Every line below containing the word "trong" should be found and copied.

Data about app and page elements
=== Begin Enclosure ===
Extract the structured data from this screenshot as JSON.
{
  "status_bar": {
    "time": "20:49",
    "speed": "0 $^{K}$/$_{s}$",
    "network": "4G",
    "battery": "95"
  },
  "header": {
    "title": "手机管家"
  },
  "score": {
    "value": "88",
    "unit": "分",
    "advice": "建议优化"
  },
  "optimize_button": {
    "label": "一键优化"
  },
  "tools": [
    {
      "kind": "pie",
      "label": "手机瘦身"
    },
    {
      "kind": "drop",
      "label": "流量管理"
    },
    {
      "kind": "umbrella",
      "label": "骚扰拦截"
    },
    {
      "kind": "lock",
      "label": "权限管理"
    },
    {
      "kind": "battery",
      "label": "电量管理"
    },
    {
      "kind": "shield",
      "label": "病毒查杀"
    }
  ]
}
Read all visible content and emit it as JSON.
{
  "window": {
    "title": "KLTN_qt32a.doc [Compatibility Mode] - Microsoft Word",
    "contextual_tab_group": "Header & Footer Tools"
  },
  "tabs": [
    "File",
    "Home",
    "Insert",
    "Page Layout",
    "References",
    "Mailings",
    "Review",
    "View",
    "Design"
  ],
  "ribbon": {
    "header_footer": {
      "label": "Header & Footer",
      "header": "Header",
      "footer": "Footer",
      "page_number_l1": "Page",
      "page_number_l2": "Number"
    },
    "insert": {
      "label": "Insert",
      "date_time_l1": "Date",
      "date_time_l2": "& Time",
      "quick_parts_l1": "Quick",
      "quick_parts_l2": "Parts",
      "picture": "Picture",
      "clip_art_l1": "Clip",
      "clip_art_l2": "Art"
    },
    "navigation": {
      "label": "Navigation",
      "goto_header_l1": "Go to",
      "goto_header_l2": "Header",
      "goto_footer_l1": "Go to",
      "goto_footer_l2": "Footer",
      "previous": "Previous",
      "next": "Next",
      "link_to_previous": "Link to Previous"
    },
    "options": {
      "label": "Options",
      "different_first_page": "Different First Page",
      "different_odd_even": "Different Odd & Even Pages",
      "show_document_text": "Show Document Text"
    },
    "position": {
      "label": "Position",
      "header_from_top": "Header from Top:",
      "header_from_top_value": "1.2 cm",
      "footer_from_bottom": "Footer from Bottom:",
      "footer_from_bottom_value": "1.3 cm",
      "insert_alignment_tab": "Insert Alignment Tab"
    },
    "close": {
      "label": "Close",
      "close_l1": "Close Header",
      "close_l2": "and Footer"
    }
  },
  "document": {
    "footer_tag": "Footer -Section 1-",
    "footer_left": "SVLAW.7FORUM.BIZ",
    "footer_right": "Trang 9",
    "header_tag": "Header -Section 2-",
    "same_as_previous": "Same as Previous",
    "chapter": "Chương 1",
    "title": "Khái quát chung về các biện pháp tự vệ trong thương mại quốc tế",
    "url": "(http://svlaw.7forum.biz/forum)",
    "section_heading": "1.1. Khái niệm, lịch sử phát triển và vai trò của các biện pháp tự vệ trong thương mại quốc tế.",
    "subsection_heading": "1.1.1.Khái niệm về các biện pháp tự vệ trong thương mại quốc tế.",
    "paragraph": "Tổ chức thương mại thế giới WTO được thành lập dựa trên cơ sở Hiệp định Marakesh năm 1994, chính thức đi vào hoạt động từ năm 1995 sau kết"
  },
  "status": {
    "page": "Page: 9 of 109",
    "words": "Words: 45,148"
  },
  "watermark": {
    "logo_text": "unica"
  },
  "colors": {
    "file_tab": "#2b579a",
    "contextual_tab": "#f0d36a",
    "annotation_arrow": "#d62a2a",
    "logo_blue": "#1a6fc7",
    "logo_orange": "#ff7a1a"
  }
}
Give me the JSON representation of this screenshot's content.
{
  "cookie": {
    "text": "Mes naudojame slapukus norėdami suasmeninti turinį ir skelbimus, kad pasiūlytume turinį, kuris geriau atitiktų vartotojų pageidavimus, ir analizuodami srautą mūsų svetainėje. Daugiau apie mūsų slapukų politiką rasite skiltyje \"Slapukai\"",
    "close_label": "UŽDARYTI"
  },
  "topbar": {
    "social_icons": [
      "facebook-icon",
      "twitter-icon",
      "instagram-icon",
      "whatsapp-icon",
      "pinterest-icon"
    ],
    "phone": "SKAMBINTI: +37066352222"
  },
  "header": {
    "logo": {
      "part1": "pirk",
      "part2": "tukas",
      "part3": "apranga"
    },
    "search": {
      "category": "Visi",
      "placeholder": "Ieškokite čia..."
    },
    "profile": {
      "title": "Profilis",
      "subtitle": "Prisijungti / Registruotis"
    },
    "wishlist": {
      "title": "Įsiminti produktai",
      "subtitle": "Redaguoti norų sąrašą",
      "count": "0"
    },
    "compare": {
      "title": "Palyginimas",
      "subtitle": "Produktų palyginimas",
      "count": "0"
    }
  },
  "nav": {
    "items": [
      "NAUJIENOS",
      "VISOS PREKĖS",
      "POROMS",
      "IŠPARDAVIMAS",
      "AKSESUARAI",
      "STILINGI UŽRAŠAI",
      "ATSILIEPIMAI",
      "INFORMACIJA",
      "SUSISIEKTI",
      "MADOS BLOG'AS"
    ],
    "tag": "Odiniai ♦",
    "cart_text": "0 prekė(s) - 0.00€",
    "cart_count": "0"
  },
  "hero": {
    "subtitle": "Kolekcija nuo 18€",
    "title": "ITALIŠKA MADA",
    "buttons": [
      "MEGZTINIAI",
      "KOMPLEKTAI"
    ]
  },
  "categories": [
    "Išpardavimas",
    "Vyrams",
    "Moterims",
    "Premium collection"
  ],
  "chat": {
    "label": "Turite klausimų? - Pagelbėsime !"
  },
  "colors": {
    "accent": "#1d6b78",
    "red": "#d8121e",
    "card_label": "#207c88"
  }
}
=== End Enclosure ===
## Answer to the problem
    "title": "Khái quát chung về các biện pháp tự vệ trong thương mại quốc tế",
    "section_heading": "1.1. Khái niệm, lịch sử phát triển và vai trò của các biện pháp tự vệ trong thương mại quốc tế.",
    "subsection_heading": "1.1.1.Khái niệm về các biện pháp tự vệ trong thương mại quốc tế.",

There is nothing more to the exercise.